From Adam Posen, writing in the Cato Journal…
This article challenges the validity of the the assumption that monetary policymakers can correctly identify asset price bubbles in time to respond preemptively (or at least usefully). This is something where many policymakers even previously skeptical now feel they can be like Supreme Court Justice Potter Stewart and recognize obscenity in asset prices when they see it. Some patterns do emerge if we look more carefully at the historical record of asset price booms and busts, but, in light of those patterns, the prospect of getting the call right becomes very daunting. The difficulty arises because of the complex nature of asset price booms and busts, a complexity that seems to be overlooked in the advocacy of leaning against the wind.
This is careless. The Bank of England has managed to lose Adam Posen, the outspoken American dove on the Monetary Policy Committee. He’s off to the Peterson Institute in Washington, from whence he came three years ago, taking over as president of the renowned think tank from Fred Bergsten.
John Kemp at Reuters has made the point that Posen may in any case have decided not to seek a second term on the MPC when his current stint expires in August.
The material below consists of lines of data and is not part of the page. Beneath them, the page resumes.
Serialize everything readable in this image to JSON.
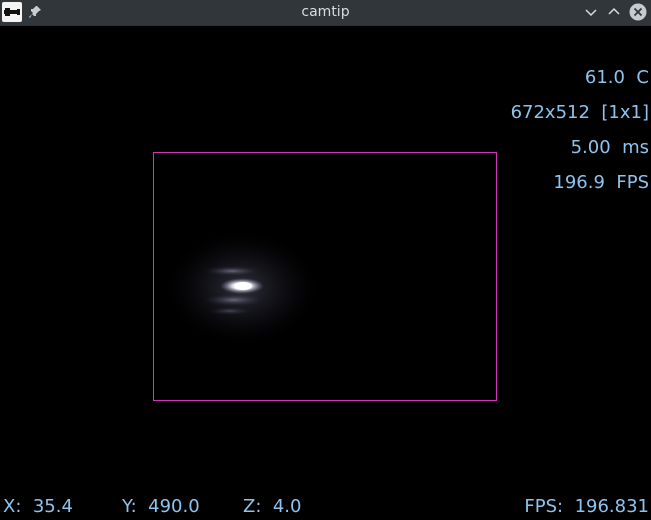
{
  "window": {
    "title": "camtip"
  },
  "icons": {
    "app": "camtip-logo-icon",
    "pin": "pin-icon",
    "minimize": "chevron-down-icon",
    "maximize": "chevron-up-icon",
    "close": "close-icon"
  },
  "overlay": {
    "temperature": "61.0  C",
    "resolution": "672x512  [1x1]",
    "exposure": "5.00  ms",
    "fps": "196.9  FPS"
  },
  "status": {
    "x": "X:  35.4",
    "y": "Y:  490.0",
    "z": "Z:  4.0",
    "fps": "FPS:  196.831"
  },
  "colors": {
    "background": "#000000",
    "titlebar": "#31363b",
    "text": "#8cc4ee",
    "roi_border": "#d136b8"
  }
}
In March last year, in a Guardian interview, he said that if he was proven wrong in his calls for more quantitative easing in Britain he would change his vote and retire from the committee. Read more
From the body that brought us Adam Posen, four policy recommendations:
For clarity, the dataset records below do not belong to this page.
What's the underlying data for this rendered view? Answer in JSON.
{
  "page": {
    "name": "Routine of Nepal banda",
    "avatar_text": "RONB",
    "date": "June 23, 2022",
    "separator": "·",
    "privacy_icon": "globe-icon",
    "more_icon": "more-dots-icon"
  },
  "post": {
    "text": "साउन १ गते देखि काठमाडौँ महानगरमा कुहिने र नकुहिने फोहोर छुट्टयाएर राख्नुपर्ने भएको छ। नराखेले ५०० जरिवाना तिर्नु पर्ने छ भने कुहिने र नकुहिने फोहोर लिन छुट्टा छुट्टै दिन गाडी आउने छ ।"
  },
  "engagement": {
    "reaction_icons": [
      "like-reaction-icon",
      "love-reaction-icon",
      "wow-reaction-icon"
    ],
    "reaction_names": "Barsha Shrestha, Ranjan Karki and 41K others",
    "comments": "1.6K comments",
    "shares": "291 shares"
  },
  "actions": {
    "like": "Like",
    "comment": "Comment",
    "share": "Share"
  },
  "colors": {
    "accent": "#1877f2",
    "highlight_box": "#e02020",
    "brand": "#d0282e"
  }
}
• The Federal Reserve should purchase an additional $2 trillion of longer-term debt securities, with an average maturity of around 7 years.
Hey, this should be fun.
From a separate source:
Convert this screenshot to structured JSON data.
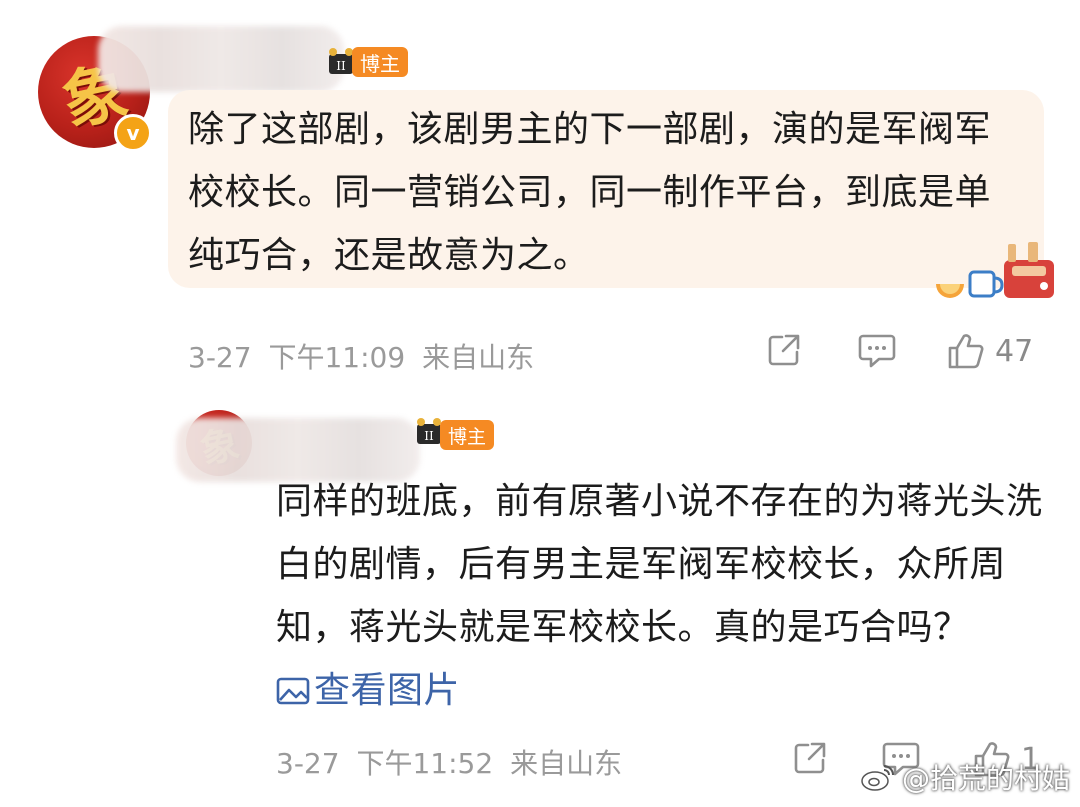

The Treasury has just announced that one Adam Posen is to join the Monetary Policy Committee, replacing Tim Besley. Read more